    There are plenty of films that do a good job of looking back at this period – whether it is the personal aspect or the impact on the country as a whole, however this film is not one of them as it delivers a mix of sanitised melodrama and worthless talking heads contributions. The film doesn't provide any real insight or historical context to the story and indeed it is like seeing the basics played out for you. I speak as someone who doesn't read tabloids and never really had too much of an interest in her life of yachts, 5* hotels and so on but yet I managed to watch this without learning anything of significance that I didn't already know.

    So why was this made then, if it adds nothing? Well, the simple answer is that this is a cash-in on the anniversary of her death, feeding the masses who are still hungry for tattle about her. As a result it goes ahead with the minimum of effort and lots of "artistic" license to avoid any thoughtful investigation. The contributions are so-so, with nobody really having much to say of any real interest. The cast have nothing in the material to work with. Naturally O'Reilly is perfect and simpering throughout – albeit a lot less annoying that the real deal. Baladi is a solid presence and comes over a more of a person despite not having much either. The two bodyguards are the more convincing in terms of their performances.

    Overall then a typically cheap and exploitative docudrama on the death of Diana. It offers nothing new and, while it will probably satisfy those Daily Mail readers looking to get a bit weepy, it offered me nothing as a casual viewer.
  • STAR RATING: ***** Saturday Night **** Friday Night *** Friday Morning ** Sunday Night * Monday Morning
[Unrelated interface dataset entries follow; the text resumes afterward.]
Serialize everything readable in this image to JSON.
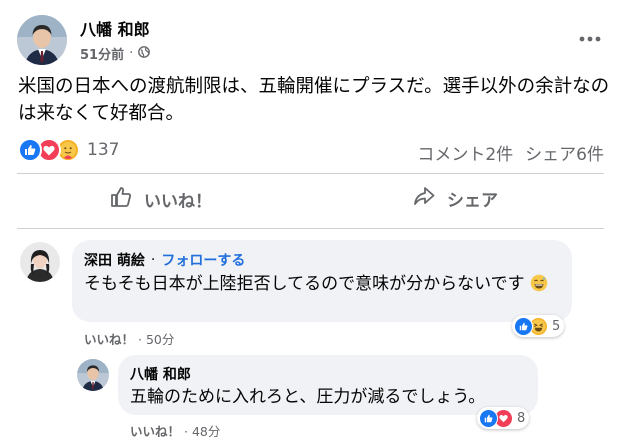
{
  "post": {
    "author": "八幡 和郎",
    "time": "51分前",
    "separator": "·",
    "text": "米国の日本への渡航制限は、五輪開催にプラスだ。選手以外の余計なのは来なくて好都合。",
    "reaction_count": "137",
    "comments_count": "コメント2件",
    "shares_count": "シェア6件"
  },
  "actions": {
    "like_label": "いいね！",
    "share_label": "シェア"
  },
  "comments": [
    {
      "author": "深田 萌絵",
      "separator": "·",
      "follow_label": "フォローする",
      "text": "そもそも日本が上陸拒否してるので意味が分からないです",
      "like_label": "いいね！",
      "time": "50分",
      "reaction_count": "5"
    },
    {
      "author": "八幡 和郎",
      "text": "五輪のために入れろと、圧力が減るでしょう。",
      "like_label": "いいね！",
      "time": "48分",
      "reaction_count": "8"
    }
  ],
  "icons": {
    "more": "more-dots-icon",
    "privacy": "globe-icon",
    "like": "thumbs-up-icon",
    "share": "share-arrow-icon"
  },
  "colors": {
    "like_blue": "#1877f2",
    "love_red": "#f33e58",
    "emoji_yellow": "#f7b125",
    "link_blue": "#216fdb",
    "muted_text": "#65676b",
    "bubble_bg": "#f0f2f5"
  }
}
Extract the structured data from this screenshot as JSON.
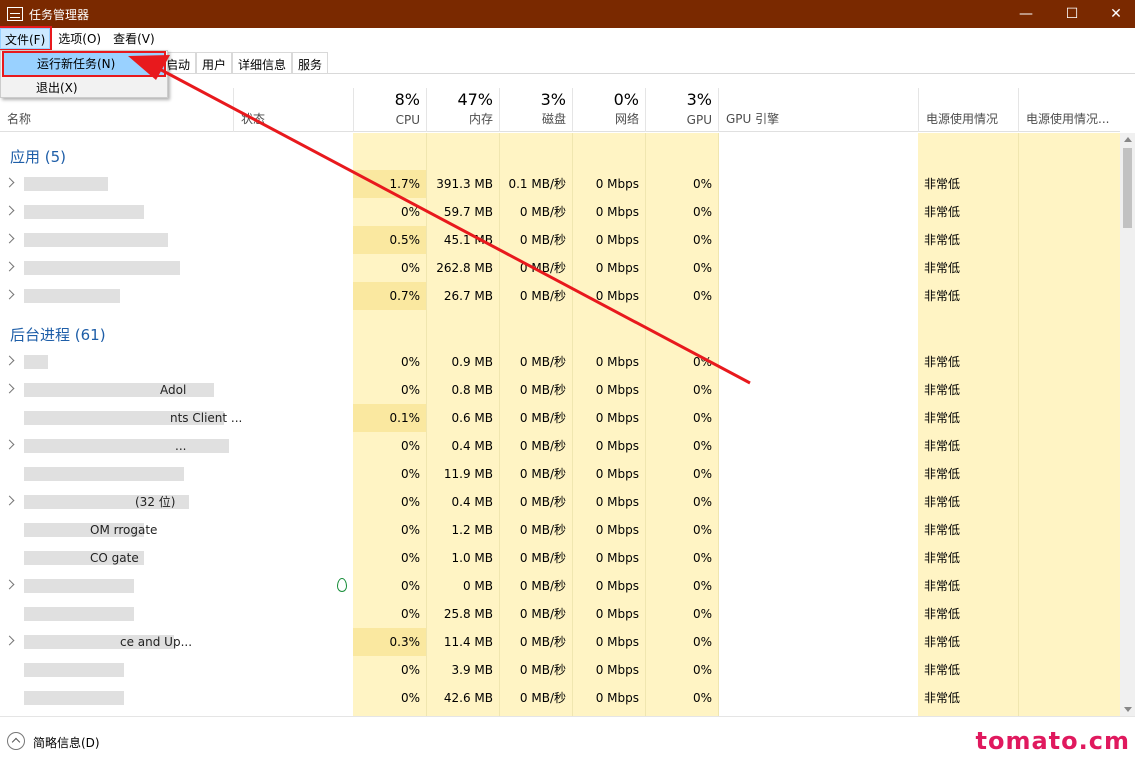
{
  "window": {
    "title": "任务管理器",
    "controls": [
      "minimize",
      "maximize",
      "close"
    ]
  },
  "menu": {
    "file": "文件(F)",
    "options": "选项(O)",
    "view": "查看(V)"
  },
  "file_menu": {
    "run_new_task": "运行新任务(N)",
    "exit": "退出(X)"
  },
  "tabs": [
    "启动",
    "用户",
    "详细信息",
    "服务"
  ],
  "columns": {
    "name": "名称",
    "status": "状态",
    "cpu": {
      "pct": "8%",
      "label": "CPU"
    },
    "memory": {
      "pct": "47%",
      "label": "内存"
    },
    "disk": {
      "pct": "3%",
      "label": "磁盘"
    },
    "network": {
      "pct": "0%",
      "label": "网络"
    },
    "gpu": {
      "pct": "3%",
      "label": "GPU"
    },
    "gpu_engine": "GPU 引擎",
    "power": "电源使用情况",
    "power_trend": "电源使用情况..."
  },
  "groups": {
    "apps": "应用 (5)",
    "background": "后台进程 (61)"
  },
  "apps": [
    {
      "name": "",
      "cpu": "1.7%",
      "mem": "391.3 MB",
      "disk": "0.1 MB/秒",
      "net": "0 Mbps",
      "gpu": "0%",
      "power": "非常低"
    },
    {
      "name": "",
      "cpu": "0%",
      "mem": "59.7 MB",
      "disk": "0 MB/秒",
      "net": "0 Mbps",
      "gpu": "0%",
      "power": "非常低"
    },
    {
      "name": "",
      "cpu": "0.5%",
      "mem": "45.1 MB",
      "disk": "0 MB/秒",
      "net": "0 Mbps",
      "gpu": "0%",
      "power": "非常低"
    },
    {
      "name": "",
      "cpu": "0%",
      "mem": "262.8 MB",
      "disk": "0 MB/秒",
      "net": "0 Mbps",
      "gpu": "0%",
      "power": "非常低"
    },
    {
      "name": "",
      "cpu": "0.7%",
      "mem": "26.7 MB",
      "disk": "0 MB/秒",
      "net": "0 Mbps",
      "gpu": "0%",
      "power": "非常低"
    }
  ],
  "background": [
    {
      "name": "",
      "cpu": "0%",
      "mem": "0.9 MB",
      "disk": "0 MB/秒",
      "net": "0 Mbps",
      "gpu": "0%",
      "power": "非常低"
    },
    {
      "name": "Adol",
      "cpu": "0%",
      "mem": "0.8 MB",
      "disk": "0 MB/秒",
      "net": "0 Mbps",
      "gpu": "0%",
      "power": "非常低"
    },
    {
      "name": "nts Client ...",
      "cpu": "0.1%",
      "mem": "0.6 MB",
      "disk": "0 MB/秒",
      "net": "0 Mbps",
      "gpu": "0%",
      "power": "非常低"
    },
    {
      "name": "...",
      "cpu": "0%",
      "mem": "0.4 MB",
      "disk": "0 MB/秒",
      "net": "0 Mbps",
      "gpu": "0%",
      "power": "非常低"
    },
    {
      "name": "",
      "cpu": "0%",
      "mem": "11.9 MB",
      "disk": "0 MB/秒",
      "net": "0 Mbps",
      "gpu": "0%",
      "power": "非常低"
    },
    {
      "name": "(32 位)",
      "cpu": "0%",
      "mem": "0.4 MB",
      "disk": "0 MB/秒",
      "net": "0 Mbps",
      "gpu": "0%",
      "power": "非常低"
    },
    {
      "name": "OM rrogate",
      "cpu": "0%",
      "mem": "1.2 MB",
      "disk": "0 MB/秒",
      "net": "0 Mbps",
      "gpu": "0%",
      "power": "非常低"
    },
    {
      "name": "CO gate",
      "cpu": "0%",
      "mem": "1.0 MB",
      "disk": "0 MB/秒",
      "net": "0 Mbps",
      "gpu": "0%",
      "power": "非常低"
    },
    {
      "name": "",
      "cpu": "0%",
      "mem": "0 MB",
      "disk": "0 MB/秒",
      "net": "0 Mbps",
      "gpu": "0%",
      "power": "非常低"
    },
    {
      "name": "",
      "cpu": "0%",
      "mem": "25.8 MB",
      "disk": "0 MB/秒",
      "net": "0 Mbps",
      "gpu": "0%",
      "power": "非常低"
    },
    {
      "name": "ce and Up...",
      "cpu": "0.3%",
      "mem": "11.4 MB",
      "disk": "0 MB/秒",
      "net": "0 Mbps",
      "gpu": "0%",
      "power": "非常低"
    },
    {
      "name": "",
      "cpu": "0%",
      "mem": "3.9 MB",
      "disk": "0 MB/秒",
      "net": "0 Mbps",
      "gpu": "0%",
      "power": "非常低"
    },
    {
      "name": "",
      "cpu": "0%",
      "mem": "42.6 MB",
      "disk": "0 MB/秒",
      "net": "0 Mbps",
      "gpu": "0%",
      "power": "非常低"
    }
  ],
  "footer": {
    "fewer_details": "简略信息(D)",
    "watermark": "tomato.cm"
  },
  "colors": {
    "titlebar": "#7a2900",
    "heat": "#fff4c4",
    "annotation": "#e8191d",
    "group_title": "#1e5ea8"
  }
}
    A TV docu-drama that tries to re-create the build-up to Diana's untimely death, from the beginning of her relationship with Dodi Al Fayed right up to her last night in Paris as she leaves the hotel for what will be her last journey, with contributions from those who became close to her as well as newspaper editors who were running the story at the time.
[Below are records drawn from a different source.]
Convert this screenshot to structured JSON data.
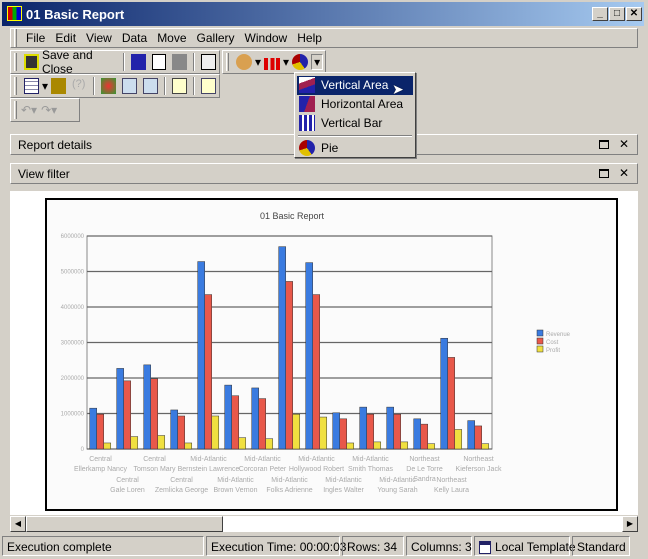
{
  "window": {
    "title": "01 Basic Report"
  },
  "menu": [
    "File",
    "Edit",
    "View",
    "Data",
    "Move",
    "Gallery",
    "Window",
    "Help"
  ],
  "toolbar": {
    "save_close": "Save and Close"
  },
  "chart_menu": {
    "items": [
      {
        "label": "Vertical Area",
        "icon": "vertical-area-icon",
        "selected": true
      },
      {
        "label": "Horizontal Area",
        "icon": "horizontal-area-icon"
      },
      {
        "label": "Vertical Bar",
        "icon": "vertical-bar-icon"
      },
      {
        "label": "Pie",
        "icon": "pie-icon"
      }
    ]
  },
  "panels": {
    "report_details": "Report details",
    "view_filter": "View filter"
  },
  "status": {
    "message": "Execution complete",
    "exec_time": "Execution Time: 00:00:03",
    "rows": "Rows: 34",
    "columns": "Columns: 3",
    "template": "Local Template",
    "mode": "Standard"
  },
  "chart_data": {
    "type": "bar",
    "title": "01 Basic Report",
    "ylim": [
      0,
      6000000
    ],
    "yticks": [
      "0",
      "1000000",
      "2000000",
      "3000000",
      "4000000",
      "5000000",
      "6000000"
    ],
    "grid": true,
    "legend": "right",
    "categories": [
      "Central Ellerkamp Nancy",
      "Central Gale Loren",
      "Central Tomson Mary",
      "Central Zemlicka George",
      "Mid-Atlantic Bernstein Lawrence",
      "Mid-Atlantic Brown Vernon",
      "Mid-Atlantic Corcoran Peter",
      "Mid-Atlantic Folks Adrienne",
      "Mid-Atlantic Hollywood Robert",
      "Mid-Atlantic Ingles Walter",
      "Mid-Atlantic Smith Thomas",
      "Mid-Atlantic Young Sarah",
      "Northeast De Le Torre Sandra",
      "Northeast Kelly Laura",
      "Northeast Kieferson Jack"
    ],
    "series": [
      {
        "name": "Revenue",
        "color": "#3a7be0",
        "values": [
          1150000,
          2270000,
          2370000,
          1100000,
          5280000,
          1800000,
          1720000,
          5700000,
          5250000,
          1020000,
          1180000,
          1180000,
          850000,
          3120000,
          800000
        ]
      },
      {
        "name": "Cost",
        "color": "#e8584a",
        "values": [
          980000,
          1920000,
          1980000,
          930000,
          4350000,
          1500000,
          1420000,
          4720000,
          4350000,
          850000,
          980000,
          980000,
          700000,
          2580000,
          650000
        ]
      },
      {
        "name": "Profit",
        "color": "#f0e040",
        "values": [
          170000,
          350000,
          380000,
          170000,
          930000,
          320000,
          290000,
          980000,
          900000,
          170000,
          200000,
          200000,
          150000,
          550000,
          150000
        ]
      }
    ]
  }
}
    With the tenth anniversary of her death just round the corner, we can expect Diana mania to hit us very soon, with plenty more sub-standard pap like this to be on our TV screens. Like many other people, I can remember where I was when I heard she'd died and can remember the furore the country got caught up in immediately afterwards, so it brings back memories to re-live it again like this. But that, it would seem, is all there is.
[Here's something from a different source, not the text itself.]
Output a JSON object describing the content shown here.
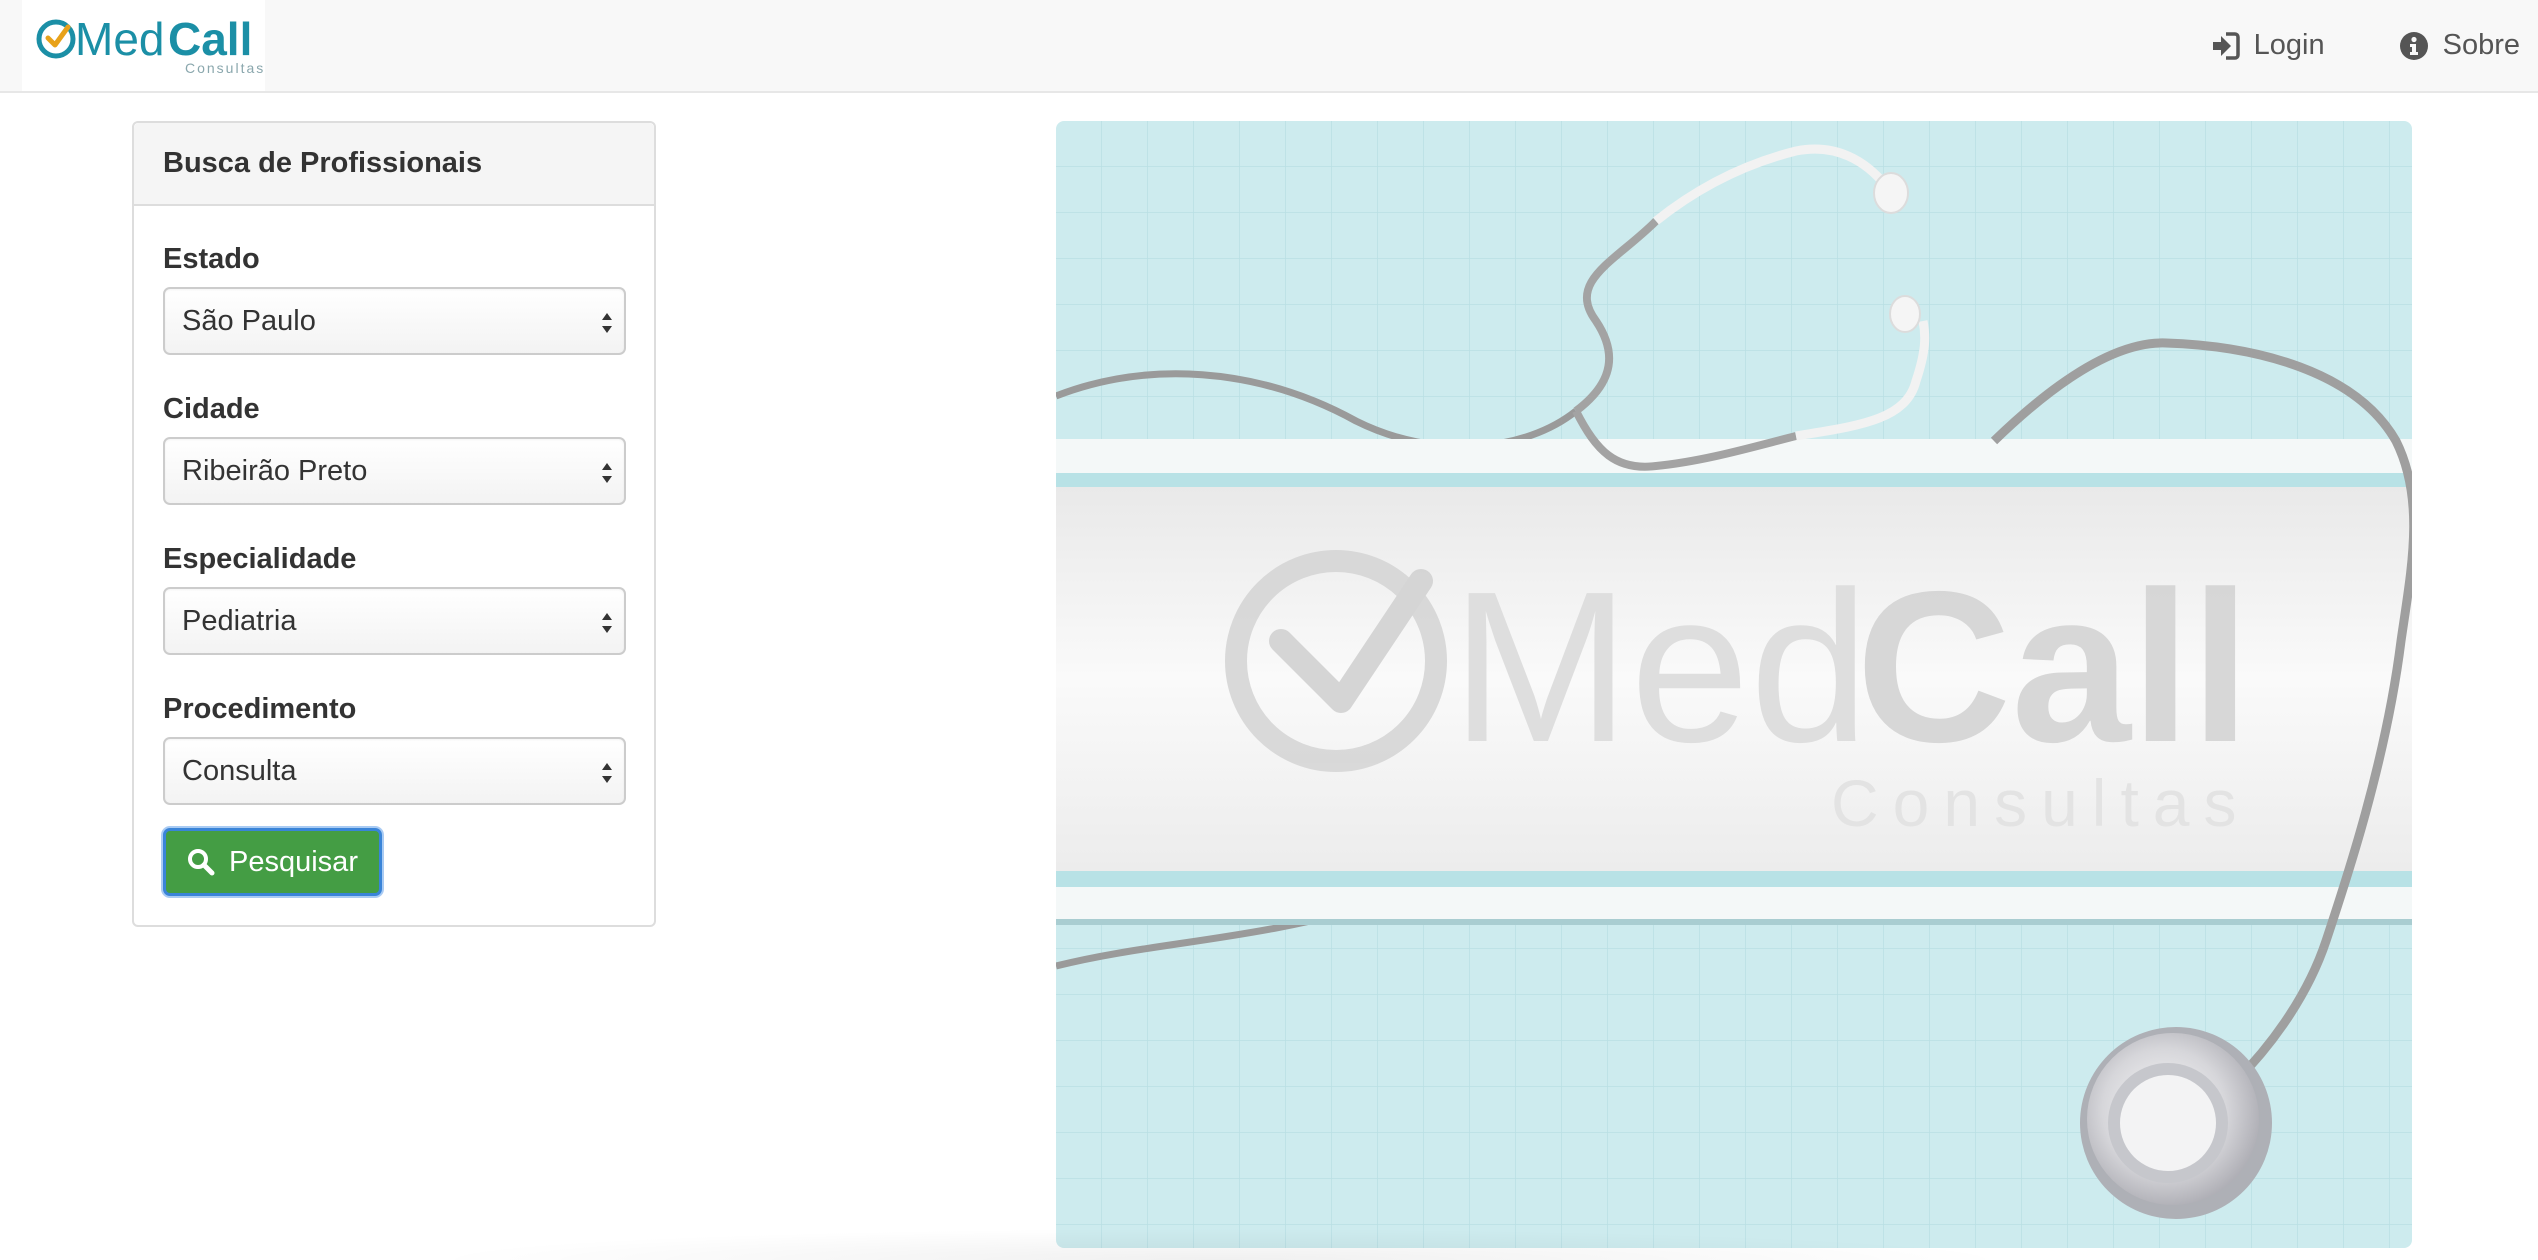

    This is just a cheaply put together television documentary, with no name actors playing the key roles, cheaply mixed with stock footage of Diana and all the numerous contributors who put their points forward. It's a long, sprawling affair, obviously just whipped out to cash in on the Diana frenzy that will be brewing up over the next month. People who are still obsessed with that kind of thing can take note of the endless books and articles that have been written about it, but, please, it would be nice if our TV screens had something more interesting on. *
  • Warning: Spoilers
    (4th Attempt IMDb:)An awful attempt at portraying probably one of the most important events of our era. A complete hodge podge of work,that deserves derision in parts. The bards playing all parts bar one,looked far too unrealistic and inaccurate: As for Ms O Reilly, Oh Really! Diana was clearly given further mis-justice. The show spent over 10% of its air time listening to Fleet Street/Canary Wharf hacks, B/S-ing about there part in it, further salt, in the already sore wounds. The saving grace of this show, was Patrick Baladi, "Oh my friends, this is a big star in the making". Reminded me, of a more mature and experienced 1970s George Lazenby: I hope Barbara Broccoli was watching?The show appeared rushed and hastily put together. The lack of a decent music score made this work dreary and unpalatable. In the end for this sad and sorry tale, far too much artistic licence was pasted here, which obviously fed the masses, for 120 minutes, during the highly meaningful 10th anniversary.